I've read and reread the account of the shooting death of Tarika Wilson with great sadness.
Some of the folks in Lima have sent letters saying all the typical things Americans have been led to believe: Wilson should not have allowed drugs in her home, the police were only doing their jobs, we need to eradicate drugs from our community.
I would like to offer another perspective.
I joined the Los Angeles Police Department in 1973, just eight years after Chief Darryl Gates, spurred by the LA riots and the SLA shootout, established the nation's first SWAT team. It was designed to respond to increasingly dangerous situations involving armed/barricaded suspects or wanton disregard for the law.
After spending six years on the street and another 10 as a detective, I transferred to South Bureau narcotics in 1990. At first it was an adventure -- undercover surveillance, writing warrants, smashing doors, hauling folks off to jail and picture taking behind tables of drugs and guns.
SWAT did not serve our warrants.
We narcotics officers did. We knew dope, the neighborhood, and the people involved.
More often than not when we served warrants, the family was there complete with hysterical mothers and crying children.
The situation was often chaotic.
We tried to settle things down and get to the dope quick before it could be flushed. This is a situation alien to SWAT teams.
They are taught to escalate until control is achieved.
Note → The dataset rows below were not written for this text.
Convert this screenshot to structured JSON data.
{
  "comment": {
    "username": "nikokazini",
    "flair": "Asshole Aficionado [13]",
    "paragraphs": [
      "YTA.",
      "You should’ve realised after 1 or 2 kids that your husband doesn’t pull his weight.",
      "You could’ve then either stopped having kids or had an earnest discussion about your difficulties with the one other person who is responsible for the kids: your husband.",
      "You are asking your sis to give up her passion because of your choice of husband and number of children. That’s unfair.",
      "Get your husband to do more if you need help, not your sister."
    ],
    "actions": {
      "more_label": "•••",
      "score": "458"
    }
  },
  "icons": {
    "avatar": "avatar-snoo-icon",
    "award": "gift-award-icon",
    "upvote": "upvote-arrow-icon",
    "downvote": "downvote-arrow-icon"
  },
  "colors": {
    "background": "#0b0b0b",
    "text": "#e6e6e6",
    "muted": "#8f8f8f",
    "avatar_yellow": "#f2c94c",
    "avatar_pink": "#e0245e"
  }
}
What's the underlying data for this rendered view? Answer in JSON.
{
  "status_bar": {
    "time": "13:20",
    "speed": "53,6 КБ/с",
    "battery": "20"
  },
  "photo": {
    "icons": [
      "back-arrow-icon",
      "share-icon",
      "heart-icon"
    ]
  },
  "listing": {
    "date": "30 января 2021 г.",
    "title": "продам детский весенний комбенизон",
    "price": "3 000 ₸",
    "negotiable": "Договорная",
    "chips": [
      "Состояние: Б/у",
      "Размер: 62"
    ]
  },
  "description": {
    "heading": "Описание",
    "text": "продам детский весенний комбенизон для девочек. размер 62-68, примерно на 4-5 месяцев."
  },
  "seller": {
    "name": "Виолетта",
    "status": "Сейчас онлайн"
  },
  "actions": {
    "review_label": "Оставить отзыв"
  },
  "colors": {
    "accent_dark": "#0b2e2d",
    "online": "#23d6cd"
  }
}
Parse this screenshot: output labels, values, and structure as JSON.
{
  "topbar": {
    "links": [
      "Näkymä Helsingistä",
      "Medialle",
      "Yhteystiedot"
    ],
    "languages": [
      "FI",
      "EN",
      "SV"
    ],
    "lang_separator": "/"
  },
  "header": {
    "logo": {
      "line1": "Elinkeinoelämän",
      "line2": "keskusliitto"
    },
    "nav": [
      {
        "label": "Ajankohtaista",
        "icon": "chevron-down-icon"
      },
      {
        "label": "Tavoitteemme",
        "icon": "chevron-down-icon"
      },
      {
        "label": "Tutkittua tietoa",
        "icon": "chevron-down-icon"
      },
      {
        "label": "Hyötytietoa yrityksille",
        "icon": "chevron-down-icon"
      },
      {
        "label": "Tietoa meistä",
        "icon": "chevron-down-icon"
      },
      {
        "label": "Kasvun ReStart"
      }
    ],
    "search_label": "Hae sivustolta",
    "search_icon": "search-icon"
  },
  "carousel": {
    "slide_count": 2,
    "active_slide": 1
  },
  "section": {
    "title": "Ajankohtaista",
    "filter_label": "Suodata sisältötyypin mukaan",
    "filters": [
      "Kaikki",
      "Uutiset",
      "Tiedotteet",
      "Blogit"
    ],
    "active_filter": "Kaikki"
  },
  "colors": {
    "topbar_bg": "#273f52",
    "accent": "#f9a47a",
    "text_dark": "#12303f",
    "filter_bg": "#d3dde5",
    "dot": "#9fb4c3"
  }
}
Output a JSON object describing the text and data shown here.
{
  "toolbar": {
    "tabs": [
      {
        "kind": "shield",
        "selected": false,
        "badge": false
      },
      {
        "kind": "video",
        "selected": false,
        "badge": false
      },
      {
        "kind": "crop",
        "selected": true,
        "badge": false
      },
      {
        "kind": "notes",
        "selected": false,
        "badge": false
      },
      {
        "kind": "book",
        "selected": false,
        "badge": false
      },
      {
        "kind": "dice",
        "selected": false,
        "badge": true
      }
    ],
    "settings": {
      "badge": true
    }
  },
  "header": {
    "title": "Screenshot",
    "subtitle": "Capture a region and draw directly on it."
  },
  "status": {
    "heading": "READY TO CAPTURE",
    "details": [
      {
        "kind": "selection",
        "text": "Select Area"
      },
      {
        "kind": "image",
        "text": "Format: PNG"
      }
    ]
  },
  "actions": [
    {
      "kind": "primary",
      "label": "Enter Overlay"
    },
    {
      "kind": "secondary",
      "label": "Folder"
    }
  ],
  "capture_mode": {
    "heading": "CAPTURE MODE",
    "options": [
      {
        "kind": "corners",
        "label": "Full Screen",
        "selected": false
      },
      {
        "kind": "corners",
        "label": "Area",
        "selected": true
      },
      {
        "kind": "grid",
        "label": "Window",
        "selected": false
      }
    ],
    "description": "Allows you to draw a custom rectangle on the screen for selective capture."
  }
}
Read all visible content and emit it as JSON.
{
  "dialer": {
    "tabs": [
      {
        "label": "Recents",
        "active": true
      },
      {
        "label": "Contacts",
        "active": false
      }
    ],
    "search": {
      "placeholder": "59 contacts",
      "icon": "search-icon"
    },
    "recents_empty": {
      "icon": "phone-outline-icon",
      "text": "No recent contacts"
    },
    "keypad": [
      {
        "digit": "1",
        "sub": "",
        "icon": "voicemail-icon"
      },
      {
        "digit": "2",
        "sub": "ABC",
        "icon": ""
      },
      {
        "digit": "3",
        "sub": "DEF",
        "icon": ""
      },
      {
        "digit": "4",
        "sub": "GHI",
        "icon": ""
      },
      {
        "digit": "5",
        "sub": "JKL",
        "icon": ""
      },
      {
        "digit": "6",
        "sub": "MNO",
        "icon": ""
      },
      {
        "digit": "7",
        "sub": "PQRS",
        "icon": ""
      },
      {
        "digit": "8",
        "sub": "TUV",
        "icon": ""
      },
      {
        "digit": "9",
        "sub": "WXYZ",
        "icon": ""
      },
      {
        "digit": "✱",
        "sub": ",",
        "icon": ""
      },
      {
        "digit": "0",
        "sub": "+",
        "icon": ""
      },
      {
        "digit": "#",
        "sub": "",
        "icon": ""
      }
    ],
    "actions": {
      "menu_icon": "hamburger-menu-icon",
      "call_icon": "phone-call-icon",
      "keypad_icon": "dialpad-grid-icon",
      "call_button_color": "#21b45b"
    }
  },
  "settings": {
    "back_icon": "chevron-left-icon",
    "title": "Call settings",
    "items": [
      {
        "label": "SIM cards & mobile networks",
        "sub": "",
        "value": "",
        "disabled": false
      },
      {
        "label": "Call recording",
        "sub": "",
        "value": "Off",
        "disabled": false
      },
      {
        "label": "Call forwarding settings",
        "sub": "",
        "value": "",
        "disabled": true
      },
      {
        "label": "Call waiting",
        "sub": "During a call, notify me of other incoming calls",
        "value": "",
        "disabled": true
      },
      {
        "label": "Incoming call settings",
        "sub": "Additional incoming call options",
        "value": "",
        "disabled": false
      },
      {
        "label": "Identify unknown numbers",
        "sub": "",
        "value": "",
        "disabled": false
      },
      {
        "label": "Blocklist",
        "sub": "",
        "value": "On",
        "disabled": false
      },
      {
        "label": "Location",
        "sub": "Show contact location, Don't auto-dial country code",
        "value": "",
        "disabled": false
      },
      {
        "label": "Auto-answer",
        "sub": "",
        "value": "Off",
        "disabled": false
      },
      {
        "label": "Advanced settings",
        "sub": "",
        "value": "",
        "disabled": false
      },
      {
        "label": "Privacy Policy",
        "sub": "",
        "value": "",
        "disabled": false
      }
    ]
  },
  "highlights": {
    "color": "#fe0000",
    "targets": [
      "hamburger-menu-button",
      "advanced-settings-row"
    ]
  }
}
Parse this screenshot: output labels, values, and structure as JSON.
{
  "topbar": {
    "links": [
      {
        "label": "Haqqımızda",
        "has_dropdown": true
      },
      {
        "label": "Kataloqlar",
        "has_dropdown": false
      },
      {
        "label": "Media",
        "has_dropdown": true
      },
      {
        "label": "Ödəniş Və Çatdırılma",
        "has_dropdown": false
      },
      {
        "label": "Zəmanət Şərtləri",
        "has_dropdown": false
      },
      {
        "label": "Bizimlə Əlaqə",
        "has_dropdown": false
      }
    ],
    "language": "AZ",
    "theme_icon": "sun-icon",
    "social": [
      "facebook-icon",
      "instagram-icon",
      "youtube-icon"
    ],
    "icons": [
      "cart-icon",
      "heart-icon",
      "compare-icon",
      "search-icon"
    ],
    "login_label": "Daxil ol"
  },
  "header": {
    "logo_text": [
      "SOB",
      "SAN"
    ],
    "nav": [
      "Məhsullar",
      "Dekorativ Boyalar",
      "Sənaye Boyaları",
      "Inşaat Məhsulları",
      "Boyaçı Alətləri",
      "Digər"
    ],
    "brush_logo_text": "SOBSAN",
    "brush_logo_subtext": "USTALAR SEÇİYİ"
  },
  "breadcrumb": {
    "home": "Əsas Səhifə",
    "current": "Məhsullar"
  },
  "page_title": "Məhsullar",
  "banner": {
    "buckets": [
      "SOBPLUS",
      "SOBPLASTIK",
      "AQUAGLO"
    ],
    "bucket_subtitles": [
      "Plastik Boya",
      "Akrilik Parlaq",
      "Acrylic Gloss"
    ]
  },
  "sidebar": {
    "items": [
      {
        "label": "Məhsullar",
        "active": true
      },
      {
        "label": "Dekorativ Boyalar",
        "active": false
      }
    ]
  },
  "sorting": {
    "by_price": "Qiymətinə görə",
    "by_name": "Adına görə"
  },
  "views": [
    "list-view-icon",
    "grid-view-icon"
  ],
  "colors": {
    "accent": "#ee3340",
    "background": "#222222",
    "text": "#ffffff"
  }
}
They don't have time to de-escalate a situation by reason or compassion.
In 1991, Washington suddenly began offering lots of protective armor and equipment.
We gladly took it, now looking more like military than police, and little realized that we were becoming addicted to our own kind of dope -- image and prestige.
In their mad dash to prosecute the war on drugs, Washington was sponsoring SWAT teams all across the land with the stipulation that, the more dope you seize, the more M-16s and armored personnel carriers you get.
Now there are more than 1,700 SWAT teams across America. With little to do, they are now unleashed on American citizens in situations foreign in years past. When I was a young cop in the 1970s and 80s, SWAT callouts were few.
In contrast, last year there were more than 40,000 -- more than half for warrant service.
Innocents get caught up in the war on drugs, too. My squad served some 40 to 50 door-smashing warrants when I was there.
Of those, I distinctly remember two that went to the wrong house.
That's 4 percent.
Multiply that with 40,000 and we get 1,600 wrong addresses.
Things are bound to go wrong.
Accidental or questionable shootings aren't limited to Tarika Wilson and her child. They involve 37-year-old optometrists in New York, 92-year-old grandmothers in Atlanta and too many others.
SWAT teams simply should not be used to serve drug warrants on citizens, especially citizens with children at home. The official report is not out, but indications are that there was no trafficking at the Wilson house and Anthony Terry was often out of the home, making a street arrest feasible.
In Lima, as elsewhere, drugs are a problem.
But drugs aren't the problem. The problem is the War on Drugs. When you have a war, someone must be the enemy.
Police are often pitted against nonviolent citizens. Tragedies occur.
Families are broken up and lives are ruined more often by the justice system than by the drugs themselves. Seven percent of black children have at least one parent in the prison system instead of at home. The federal government is building a new prison every month to house the influx.
With 5 percent of the world's population and 25 percent of the world's prison population, something is going terribly wrong. Some $60 billion to $100 billion are wasted on this failure every year.
The War on Drugs is a leviathan, pitting government against its people, corrupting citizens and officials alike.
Prohibition increases crime and offers obscene profits to drug dealers, builders of prisons, winners of drug wars, and government agencies ostensibly set up to fight the "war."
The answer is obvious.
Re-legalize and regulate drugs.
Make it the medical and social problem that it is, and put our police back to working for the people.
After putting hundreds in jail myself and watching no effect on the amount of drugs on the street, I came to the conclusion that we must take the profit motive away from the dealers. Maybe when enough folks wake up, we can save future Tarika Wilsons.
Dave Doddridge wrote this for Medford, Mass.-based Law Enforcement Against Prohibition. The group is a nonprofit educational organization whose mission is to reduce the multitude of harmful consequences of fighting the War on Drugs and to lessen the incidence of death, disease, crime and addiction by ultimately ending drug prohibition.
We are careful not to duplicate the efforts of other organizations, and as a grassroots coalition of prisoners and social reformers, our resources (time and money) are limited. The vast expertise and scope of the various drug reform organizations will enable you to stay informed on the ever-changing, many-faceted aspects of the movement. Our colleagues in reform also give the latest drug war news. Please check their websites often.